**Goal of the exercise**
Give back every line of the data exactly. Pictures are not part of the copy.
-- Source information follows --
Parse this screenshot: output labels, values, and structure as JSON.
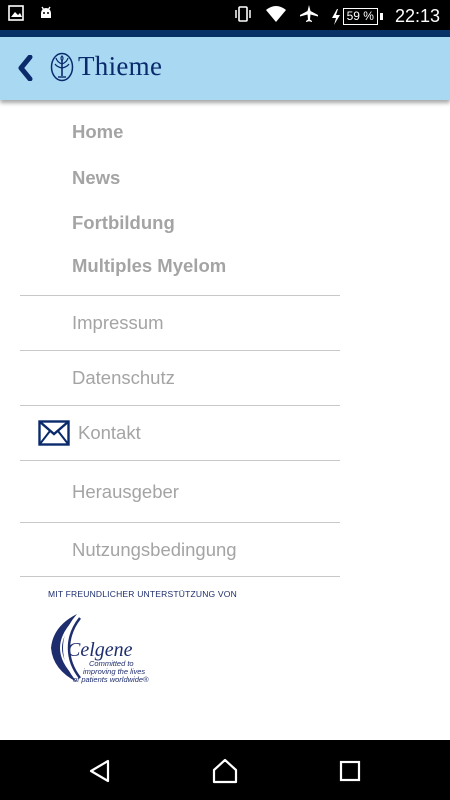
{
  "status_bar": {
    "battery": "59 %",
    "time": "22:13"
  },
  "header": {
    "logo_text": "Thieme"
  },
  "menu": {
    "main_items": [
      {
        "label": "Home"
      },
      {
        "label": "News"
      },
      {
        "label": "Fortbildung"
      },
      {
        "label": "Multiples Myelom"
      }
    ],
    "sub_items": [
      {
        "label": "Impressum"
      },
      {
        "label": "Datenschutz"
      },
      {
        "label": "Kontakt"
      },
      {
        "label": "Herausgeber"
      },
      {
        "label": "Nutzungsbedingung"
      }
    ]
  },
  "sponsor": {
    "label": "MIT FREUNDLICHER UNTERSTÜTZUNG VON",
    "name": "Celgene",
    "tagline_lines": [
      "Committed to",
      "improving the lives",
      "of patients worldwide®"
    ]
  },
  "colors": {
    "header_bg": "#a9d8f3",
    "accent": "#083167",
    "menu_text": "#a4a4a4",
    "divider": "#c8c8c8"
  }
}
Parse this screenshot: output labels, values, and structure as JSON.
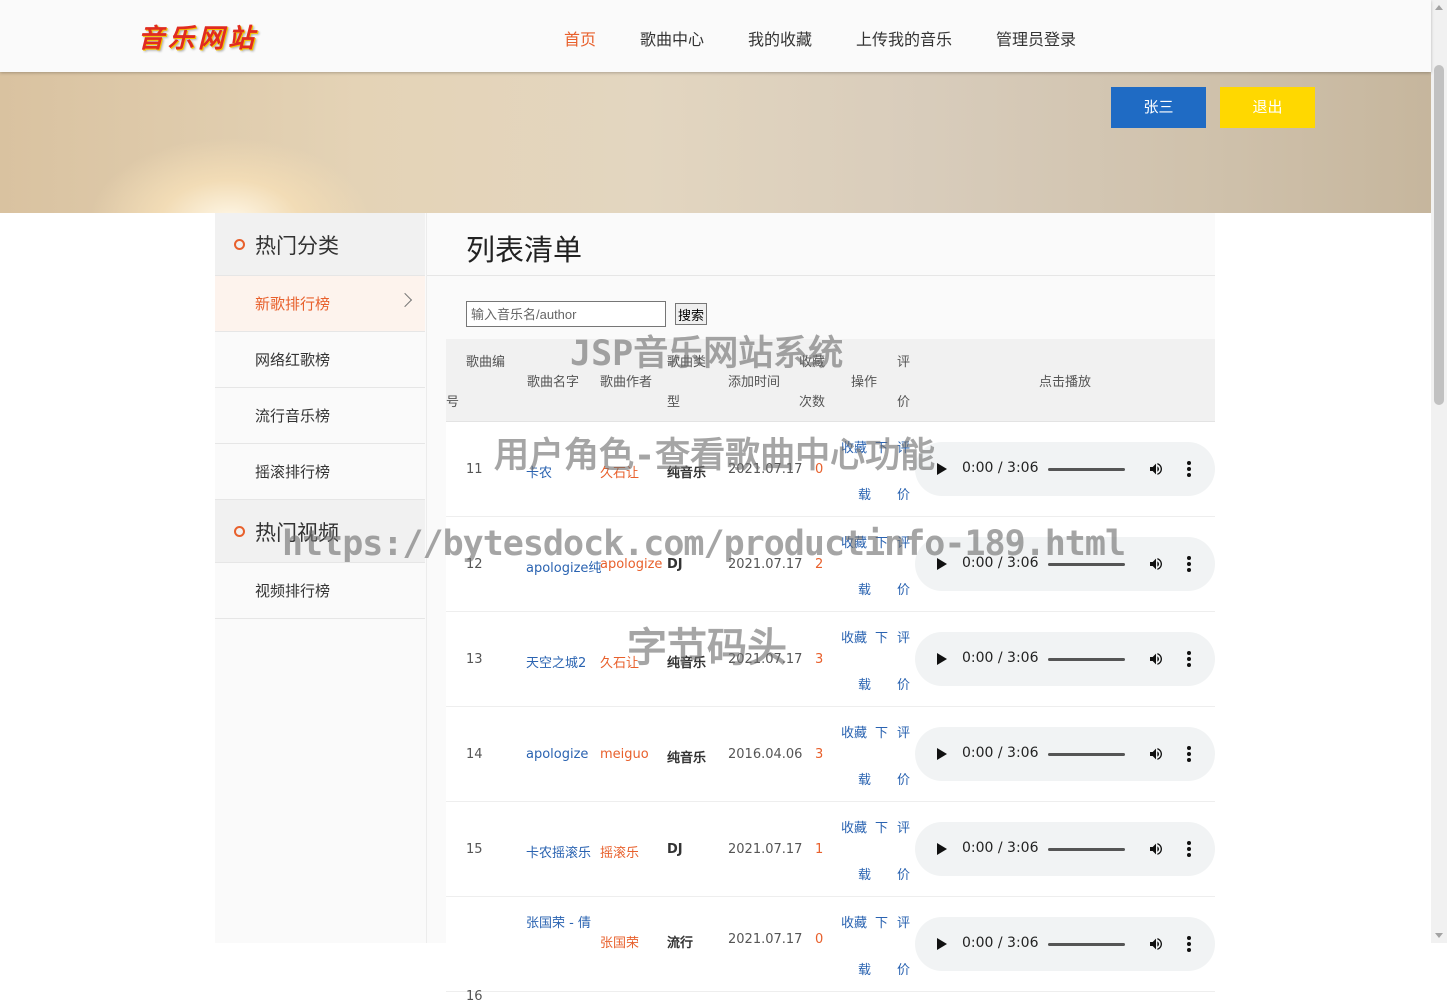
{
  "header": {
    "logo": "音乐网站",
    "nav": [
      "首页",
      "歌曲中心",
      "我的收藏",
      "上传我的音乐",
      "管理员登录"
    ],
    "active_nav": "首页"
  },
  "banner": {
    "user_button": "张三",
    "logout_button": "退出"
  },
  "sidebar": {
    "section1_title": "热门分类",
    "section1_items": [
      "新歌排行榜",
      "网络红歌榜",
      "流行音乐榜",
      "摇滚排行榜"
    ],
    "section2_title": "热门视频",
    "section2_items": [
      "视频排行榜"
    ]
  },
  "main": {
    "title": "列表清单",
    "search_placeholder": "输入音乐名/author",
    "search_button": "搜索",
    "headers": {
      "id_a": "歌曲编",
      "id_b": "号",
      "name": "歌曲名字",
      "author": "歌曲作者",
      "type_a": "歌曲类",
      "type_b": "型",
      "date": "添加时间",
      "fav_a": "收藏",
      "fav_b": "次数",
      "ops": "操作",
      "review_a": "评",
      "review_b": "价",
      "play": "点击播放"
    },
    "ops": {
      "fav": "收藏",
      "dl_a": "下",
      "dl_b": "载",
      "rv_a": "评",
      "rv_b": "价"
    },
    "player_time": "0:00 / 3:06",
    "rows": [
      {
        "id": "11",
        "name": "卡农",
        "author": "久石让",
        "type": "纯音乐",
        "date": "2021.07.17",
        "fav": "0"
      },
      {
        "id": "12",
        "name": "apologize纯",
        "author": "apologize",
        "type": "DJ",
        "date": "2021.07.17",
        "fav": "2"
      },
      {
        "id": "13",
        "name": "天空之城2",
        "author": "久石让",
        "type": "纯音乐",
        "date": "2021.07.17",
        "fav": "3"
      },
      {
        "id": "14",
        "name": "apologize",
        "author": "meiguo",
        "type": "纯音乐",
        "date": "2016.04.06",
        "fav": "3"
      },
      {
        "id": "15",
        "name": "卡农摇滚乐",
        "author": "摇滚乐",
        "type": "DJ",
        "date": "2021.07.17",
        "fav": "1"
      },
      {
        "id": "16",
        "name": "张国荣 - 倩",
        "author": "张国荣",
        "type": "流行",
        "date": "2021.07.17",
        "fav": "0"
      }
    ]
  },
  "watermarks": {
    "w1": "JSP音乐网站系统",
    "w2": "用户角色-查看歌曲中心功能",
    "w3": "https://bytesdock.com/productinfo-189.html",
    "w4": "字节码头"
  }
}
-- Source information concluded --
**Answer for the task**
Parse this screenshot: output labels, values, and structure as JSON.
{
  "status_bar": {
    "battery": "59 %",
    "time": "22:13"
  },
  "header": {
    "logo_text": "Thieme"
  },
  "menu": {
    "main_items": [
      {
        "label": "Home"
      },
      {
        "label": "News"
      },
      {
        "label": "Fortbildung"
      },
      {
        "label": "Multiples Myelom"
      }
    ],
    "sub_items": [
      {
        "label": "Impressum"
      },
      {
        "label": "Datenschutz"
      },
      {
        "label": "Kontakt"
      },
      {
        "label": "Herausgeber"
      },
      {
        "label": "Nutzungsbedingung"
      }
    ]
  },
  "sponsor": {
    "label": "MIT FREUNDLICHER UNTERSTÜTZUNG VON",
    "name": "Celgene",
    "tagline_lines": [
      "Committed to",
      "improving the lives",
      "of patients worldwide®"
    ]
  },
  "colors": {
    "header_bg": "#a9d8f3",
    "accent": "#083167",
    "menu_text": "#a4a4a4",
    "divider": "#c8c8c8"
  }
}
Parse this screenshot: output labels, values, and structure as JSON.
{
  "header": {
    "logo": "音乐网站",
    "nav": [
      "首页",
      "歌曲中心",
      "我的收藏",
      "上传我的音乐",
      "管理员登录"
    ],
    "active_nav": "首页"
  },
  "banner": {
    "user_button": "张三",
    "logout_button": "退出"
  },
  "sidebar": {
    "section1_title": "热门分类",
    "section1_items": [
      "新歌排行榜",
      "网络红歌榜",
      "流行音乐榜",
      "摇滚排行榜"
    ],
    "section2_title": "热门视频",
    "section2_items": [
      "视频排行榜"
    ]
  },
  "main": {
    "title": "列表清单",
    "search_placeholder": "输入音乐名/author",
    "search_button": "搜索",
    "headers": {
      "id_a": "歌曲编",
      "id_b": "号",
      "name": "歌曲名字",
      "author": "歌曲作者",
      "type_a": "歌曲类",
      "type_b": "型",
      "date": "添加时间",
      "fav_a": "收藏",
      "fav_b": "次数",
      "ops": "操作",
      "review_a": "评",
      "review_b": "价",
      "play": "点击播放"
    },
    "ops": {
      "fav": "收藏",
      "dl_a": "下",
      "dl_b": "载",
      "rv_a": "评",
      "rv_b": "价"
    },
    "player_time": "0:00 / 3:06",
    "rows": [
      {
        "id": "11",
        "name": "卡农",
        "author": "久石让",
        "type": "纯音乐",
        "date": "2021.07.17",
        "fav": "0"
      },
      {
        "id": "12",
        "name": "apologize纯",
        "author": "apologize",
        "type": "DJ",
        "date": "2021.07.17",
        "fav": "2"
      },
      {
        "id": "13",
        "name": "天空之城2",
        "author": "久石让",
        "type": "纯音乐",
        "date": "2021.07.17",
        "fav": "3"
      },
      {
        "id": "14",
        "name": "apologize",
        "author": "meiguo",
        "type": "纯音乐",
        "date": "2016.04.06",
        "fav": "3"
      },
      {
        "id": "15",
        "name": "卡农摇滚乐",
        "author": "摇滚乐",
        "type": "DJ",
        "date": "2021.07.17",
        "fav": "1"
      },
      {
        "id": "16",
        "name": "张国荣 - 倩",
        "author": "张国荣",
        "type": "流行",
        "date": "2021.07.17",
        "fav": "0"
      }
    ]
  },
  "watermarks": {
    "w1": "JSP音乐网站系统",
    "w2": "用户角色-查看歌曲中心功能",
    "w3": "https://bytesdock.com/productinfo-189.html",
    "w4": "字节码头"
  }
}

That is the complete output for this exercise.